At that time a sense of Marini came to my imagination, and a feeling for the tragic, of falling into the abyss. I resisted however the notion of absolute ruin for I knew that always in my work there must be some labour towards healing and atonement. So when a few months later the figure was near enough to its final form, and I had tried him in an infinite number of postures and configurations, all on the brink of descent, I knew that I had not listened to the early advice of my inner knowing.

The difference was made I think by the female form, which originally I had intended as a separate piece altogether: a proto Magdalene arching in her pain as the woman possessed by many demons. That sense has remained within the work but her nature changed somewhat when she became the horse's burden, or the plight of the animal became for her a dreadful knowledge. Attaching the figure to the stallion suggested to me the equanimity for which I had been searching - well, not the final coming together of body and psyche in harmony, but at least the energy that can take us towards that state. The work as a whole reaches for the median which is the sun at midday or the solstice, a point that can be reached but which cannot of course be sustained. So it was that I tried instead to maintain the journey towards it, never ending, and thus the whole became a statement about hope and the eternal striving of the spirit.



The woman had from the beginning the single leg and hoof of the horse, which was not intended but became paramount in my thinking. As if she had not already been in enough pain, her disability became infectious, with the horse brought into her world of dismemberment and suffering. With his hind legs and foreleg severed, his posture became that of the jument, the beast of burden.

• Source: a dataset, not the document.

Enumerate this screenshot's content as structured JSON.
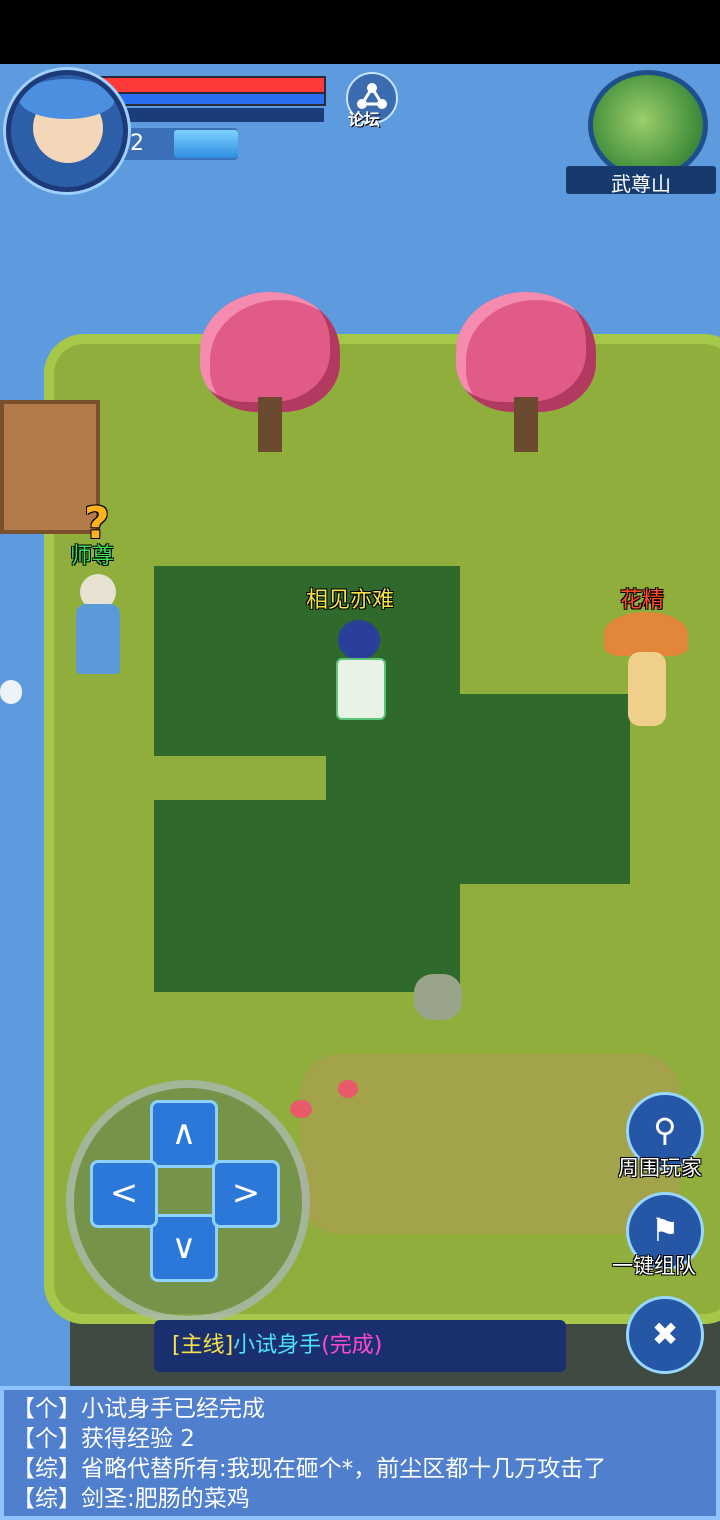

The thought came to me then of broken artefacts from the ancient world and how modern man had sought to mount these dreaming amputees on rods of iron. Deep time entered the piece, along with my animistic faith: the heathen and the pagan, the classic and the modern, the refined and the grotesque.

Over time it became clear that the leitmotif was the dichotomy in the work and its yearning for synergy: male-female, ability-disability, falling-rising, moon-sun, human-brute. old-new, valley-mountain and so on. It occurred to me too that both species had sexual organs that in some way, for better or worse, had been transformed - once more unintentional but poignant in its relation to the quest for communion. The horse, a gelding, has been castrated; the woman, naked and vulnerable, offers abundance, each supporting the other after the fashion of its gender and differing physical or psychological states.

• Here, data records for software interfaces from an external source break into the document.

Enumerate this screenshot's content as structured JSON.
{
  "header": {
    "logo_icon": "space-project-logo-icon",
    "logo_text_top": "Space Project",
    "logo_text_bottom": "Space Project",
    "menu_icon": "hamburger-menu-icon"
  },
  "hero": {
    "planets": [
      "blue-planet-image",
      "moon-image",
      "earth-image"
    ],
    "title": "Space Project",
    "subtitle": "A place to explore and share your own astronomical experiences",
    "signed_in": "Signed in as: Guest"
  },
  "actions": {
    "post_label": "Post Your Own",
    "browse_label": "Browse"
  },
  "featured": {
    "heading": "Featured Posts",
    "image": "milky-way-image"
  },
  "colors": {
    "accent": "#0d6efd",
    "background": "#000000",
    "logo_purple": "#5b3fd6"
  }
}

But even without sexual power, there is no lack of potency for the beast, no restrictions on its will to support and rescue. Even though blemished and wounded, the woman is in a posture of trust and openness and perhaps beneficence towards the brute. He moves onwards as if from battle, fleeing the abyss of the Anthropocene. For sure, he is a war horse and the woman a shield maiden, prehistoric and atavistic; but the war is the interior battle of opposing forces and the shifting of the human psyche as it goes in and out of relation with a landscape that for me has always been particularly English. I had always identified with this original spirit of the natural world, for how of course could it be otherwise, and though the heart can be sensitive to all living things it cannot help but come from its own soil that gives it the fire and the sustenance. So the work, from the material to the thought, from the shape to the symbol, is rooted in the English earth and the English animal. It is an embodiment of a primal dance, wild and visceral, an original myth from an English vessel.



So within the piece there are multiple ideas looking for redemption in song and chorus, and it comes from the hips, through the gut and the body and out through the head as a hymn for all creatures. The horse gravitates towards a story of animal grace, of power and suffering, as does the woman, although she seems too much an encumbrance, suggesting a commentary on relationships, between the man and the woman, between the human and the beast. Out of all my pieces it has taken the longest to fulfil and it was only that final moment of tension and violence that made the work, when I swung the hammer down on the head of the horse that I could not for the life of me make see the future or past. In so doing its vision became clear, and the pattern flowed at last through the work and was content.

Perhaps it was in that moment that I found my own unlooked-for equilibrium, both as a man and human being: how the work related to my own journey and preoccupations and how it could be so for others. The shared fate and internal struggle of beauty and brute reveals our own share in this world of compassion and conflict. It is a strange thing, for the strike came down just at that time a horse and rider appeared before me in the road. I had a gut feeling: the spirit, fully observed and polarized, had entered at last the simulacrum; the Body of Earth (for such is the figure’s ultimate image, tender and broken yet undefeated) had marshalled its essence of mercy and hope.